§ Task to complete
Some lines below hold "name". Pick them out and copy them.

§ Given records
────────

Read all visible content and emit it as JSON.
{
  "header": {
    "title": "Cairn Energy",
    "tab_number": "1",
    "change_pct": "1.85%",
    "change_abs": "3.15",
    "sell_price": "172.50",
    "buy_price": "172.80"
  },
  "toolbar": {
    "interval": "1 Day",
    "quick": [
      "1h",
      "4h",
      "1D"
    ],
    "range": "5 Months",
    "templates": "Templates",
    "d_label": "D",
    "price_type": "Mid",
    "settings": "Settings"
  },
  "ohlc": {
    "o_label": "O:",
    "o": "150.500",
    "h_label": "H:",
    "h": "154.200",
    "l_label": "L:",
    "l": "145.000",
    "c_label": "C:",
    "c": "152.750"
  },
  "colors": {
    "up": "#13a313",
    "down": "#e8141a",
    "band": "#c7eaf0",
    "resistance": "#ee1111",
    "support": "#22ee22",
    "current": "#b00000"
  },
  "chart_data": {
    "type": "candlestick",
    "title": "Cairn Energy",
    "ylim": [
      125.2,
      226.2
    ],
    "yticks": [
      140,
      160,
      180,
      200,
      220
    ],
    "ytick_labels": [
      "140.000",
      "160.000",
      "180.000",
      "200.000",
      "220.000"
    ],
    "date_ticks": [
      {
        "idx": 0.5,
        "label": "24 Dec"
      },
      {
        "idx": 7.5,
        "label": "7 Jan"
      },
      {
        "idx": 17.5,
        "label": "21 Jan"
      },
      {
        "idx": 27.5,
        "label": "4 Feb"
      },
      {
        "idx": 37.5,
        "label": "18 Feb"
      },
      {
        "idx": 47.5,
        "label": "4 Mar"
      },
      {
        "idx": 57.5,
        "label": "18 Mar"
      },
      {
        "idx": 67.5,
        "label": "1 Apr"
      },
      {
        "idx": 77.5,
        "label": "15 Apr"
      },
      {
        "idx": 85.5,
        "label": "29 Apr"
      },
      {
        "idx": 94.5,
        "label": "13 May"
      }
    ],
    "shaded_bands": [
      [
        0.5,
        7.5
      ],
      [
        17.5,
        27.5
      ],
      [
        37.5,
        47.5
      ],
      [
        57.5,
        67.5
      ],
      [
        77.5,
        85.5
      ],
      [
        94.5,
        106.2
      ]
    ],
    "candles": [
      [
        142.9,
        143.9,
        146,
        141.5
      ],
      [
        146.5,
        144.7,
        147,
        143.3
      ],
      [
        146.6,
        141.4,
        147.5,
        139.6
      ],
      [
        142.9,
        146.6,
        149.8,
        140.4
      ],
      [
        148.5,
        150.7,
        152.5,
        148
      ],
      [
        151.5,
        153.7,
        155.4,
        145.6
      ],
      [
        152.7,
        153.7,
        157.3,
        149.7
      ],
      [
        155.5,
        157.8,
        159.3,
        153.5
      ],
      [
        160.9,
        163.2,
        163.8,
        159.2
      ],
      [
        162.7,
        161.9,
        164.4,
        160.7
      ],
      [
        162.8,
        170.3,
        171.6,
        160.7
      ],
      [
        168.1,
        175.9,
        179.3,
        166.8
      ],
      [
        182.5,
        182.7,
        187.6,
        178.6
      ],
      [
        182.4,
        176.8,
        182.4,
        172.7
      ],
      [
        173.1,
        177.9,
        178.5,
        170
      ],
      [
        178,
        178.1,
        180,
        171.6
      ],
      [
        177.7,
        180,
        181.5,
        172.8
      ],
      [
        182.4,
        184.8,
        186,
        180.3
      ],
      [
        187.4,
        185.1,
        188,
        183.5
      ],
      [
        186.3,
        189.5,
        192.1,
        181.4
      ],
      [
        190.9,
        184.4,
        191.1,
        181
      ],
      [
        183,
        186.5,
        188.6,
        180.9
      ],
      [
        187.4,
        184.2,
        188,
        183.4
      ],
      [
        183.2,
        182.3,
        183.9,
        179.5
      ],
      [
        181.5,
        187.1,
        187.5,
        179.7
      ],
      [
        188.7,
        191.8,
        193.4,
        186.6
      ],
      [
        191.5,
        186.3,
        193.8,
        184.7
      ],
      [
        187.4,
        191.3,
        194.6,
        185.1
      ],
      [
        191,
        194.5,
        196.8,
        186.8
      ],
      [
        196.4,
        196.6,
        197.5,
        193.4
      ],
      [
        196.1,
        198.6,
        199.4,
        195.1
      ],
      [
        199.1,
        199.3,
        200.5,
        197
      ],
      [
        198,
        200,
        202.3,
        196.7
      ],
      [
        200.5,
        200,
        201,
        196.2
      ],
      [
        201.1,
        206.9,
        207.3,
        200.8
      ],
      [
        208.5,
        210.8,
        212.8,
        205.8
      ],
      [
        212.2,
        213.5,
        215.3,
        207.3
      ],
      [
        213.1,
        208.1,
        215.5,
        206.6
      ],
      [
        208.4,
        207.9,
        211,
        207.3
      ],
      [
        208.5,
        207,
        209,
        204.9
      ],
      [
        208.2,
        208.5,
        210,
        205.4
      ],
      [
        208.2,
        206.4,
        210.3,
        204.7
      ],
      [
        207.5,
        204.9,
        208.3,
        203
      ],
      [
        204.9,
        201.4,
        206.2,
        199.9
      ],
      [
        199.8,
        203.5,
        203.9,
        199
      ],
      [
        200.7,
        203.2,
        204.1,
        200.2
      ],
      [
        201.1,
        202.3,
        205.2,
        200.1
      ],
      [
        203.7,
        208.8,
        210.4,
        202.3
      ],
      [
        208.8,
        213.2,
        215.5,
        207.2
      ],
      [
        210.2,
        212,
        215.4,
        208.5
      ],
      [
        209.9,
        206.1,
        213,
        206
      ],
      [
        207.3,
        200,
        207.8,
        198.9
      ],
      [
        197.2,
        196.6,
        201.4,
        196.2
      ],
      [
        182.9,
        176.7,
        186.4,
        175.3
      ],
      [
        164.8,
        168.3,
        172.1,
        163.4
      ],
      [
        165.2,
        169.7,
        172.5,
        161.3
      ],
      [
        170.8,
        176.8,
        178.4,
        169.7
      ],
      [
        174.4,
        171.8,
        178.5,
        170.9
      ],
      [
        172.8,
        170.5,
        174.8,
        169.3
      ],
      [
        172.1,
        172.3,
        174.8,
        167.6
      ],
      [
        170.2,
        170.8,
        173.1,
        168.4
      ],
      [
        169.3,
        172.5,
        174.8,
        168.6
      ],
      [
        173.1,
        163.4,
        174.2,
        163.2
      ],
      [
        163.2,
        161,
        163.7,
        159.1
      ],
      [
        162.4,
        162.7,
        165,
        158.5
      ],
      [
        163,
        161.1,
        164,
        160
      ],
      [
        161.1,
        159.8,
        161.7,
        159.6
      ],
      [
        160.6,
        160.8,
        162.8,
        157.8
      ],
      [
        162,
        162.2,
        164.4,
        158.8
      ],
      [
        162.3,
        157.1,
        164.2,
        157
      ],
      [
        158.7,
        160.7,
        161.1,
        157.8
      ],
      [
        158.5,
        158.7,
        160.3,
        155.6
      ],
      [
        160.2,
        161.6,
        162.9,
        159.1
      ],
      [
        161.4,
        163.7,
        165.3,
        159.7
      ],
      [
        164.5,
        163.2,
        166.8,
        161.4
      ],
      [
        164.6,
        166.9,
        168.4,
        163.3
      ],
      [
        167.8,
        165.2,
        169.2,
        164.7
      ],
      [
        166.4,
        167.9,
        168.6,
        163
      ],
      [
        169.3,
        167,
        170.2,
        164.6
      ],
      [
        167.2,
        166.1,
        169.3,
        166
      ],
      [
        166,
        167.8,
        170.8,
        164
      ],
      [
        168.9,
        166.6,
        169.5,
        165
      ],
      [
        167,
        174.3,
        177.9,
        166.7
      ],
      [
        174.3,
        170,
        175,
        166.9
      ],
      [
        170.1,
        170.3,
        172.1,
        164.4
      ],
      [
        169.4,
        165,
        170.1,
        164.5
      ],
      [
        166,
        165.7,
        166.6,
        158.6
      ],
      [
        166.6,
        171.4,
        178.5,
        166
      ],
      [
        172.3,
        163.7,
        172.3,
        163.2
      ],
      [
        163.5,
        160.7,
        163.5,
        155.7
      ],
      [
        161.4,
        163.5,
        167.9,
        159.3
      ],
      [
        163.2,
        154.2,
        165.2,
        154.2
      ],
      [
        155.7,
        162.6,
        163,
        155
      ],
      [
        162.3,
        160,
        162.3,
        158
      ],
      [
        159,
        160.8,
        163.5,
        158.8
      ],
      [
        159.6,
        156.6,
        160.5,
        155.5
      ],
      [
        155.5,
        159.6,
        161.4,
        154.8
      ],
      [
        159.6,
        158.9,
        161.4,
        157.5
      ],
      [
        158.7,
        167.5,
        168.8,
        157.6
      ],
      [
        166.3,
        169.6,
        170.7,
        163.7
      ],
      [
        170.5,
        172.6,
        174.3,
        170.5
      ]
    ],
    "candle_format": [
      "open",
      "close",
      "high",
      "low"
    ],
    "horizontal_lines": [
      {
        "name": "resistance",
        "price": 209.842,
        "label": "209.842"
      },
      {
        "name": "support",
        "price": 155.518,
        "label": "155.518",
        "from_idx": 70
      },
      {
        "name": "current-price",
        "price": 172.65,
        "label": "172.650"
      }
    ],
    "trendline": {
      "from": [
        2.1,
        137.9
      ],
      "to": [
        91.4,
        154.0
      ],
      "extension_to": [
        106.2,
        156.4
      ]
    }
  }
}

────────

§ Reply to the exercise
        "name": "resistance",
        "name": "support",
        "name": "current-price",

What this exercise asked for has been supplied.